In late October, China, Laos, Myanmar and Thailand agreed to take joint action to crack down on cross-border crime and secure transportation along the Mekong River, after a meeting attended by Meng and Thai Deputy Prime Minister Kowit Wattana, Laotian Deputy Prime Minister and Minister of Defense Douangchay Phichit and Myanmar's Minister of Home Affairs Ko Ko.
The four countries agreed to share intelligence and organize joint patrols.
At the meeting, it was clarified that the Chinese crew members were innocent with no link to illegal activities.

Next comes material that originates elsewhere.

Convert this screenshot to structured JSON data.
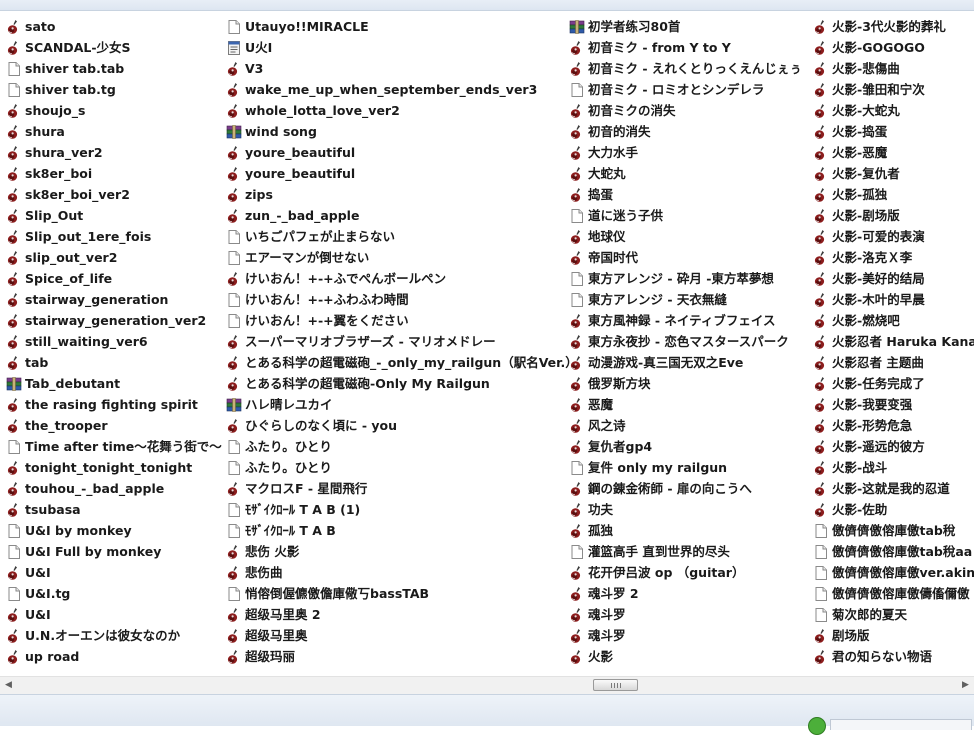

Two months after the attack, the four countries started their first joint patrol in the Mekong waters to escort plying ships.
Meanwhile, the Chinese investigation team members agreed that identifying the men in black was a priority. A drug ring led by Naw Kham, a notorious drug lord nicknamed "godfather" in the region, became the top suspect. Naw Kham's gang was believed to be responsible for a large number of cases of manslaughter, looting, armed drug trafficking, charging "protection money" and kidnapping.
An interrogation of a gang member indicated that Yi Lai, the gang's No. 3 chief had once mentioned the group's involvement in the October 5 murders.
In mid-December, Yi Lai was arrested during cooperative action by the Chinese and Laotian police. He confessed that Naw Kham and other gang members had conspired with some renegade Thai soldiers to commit the murders.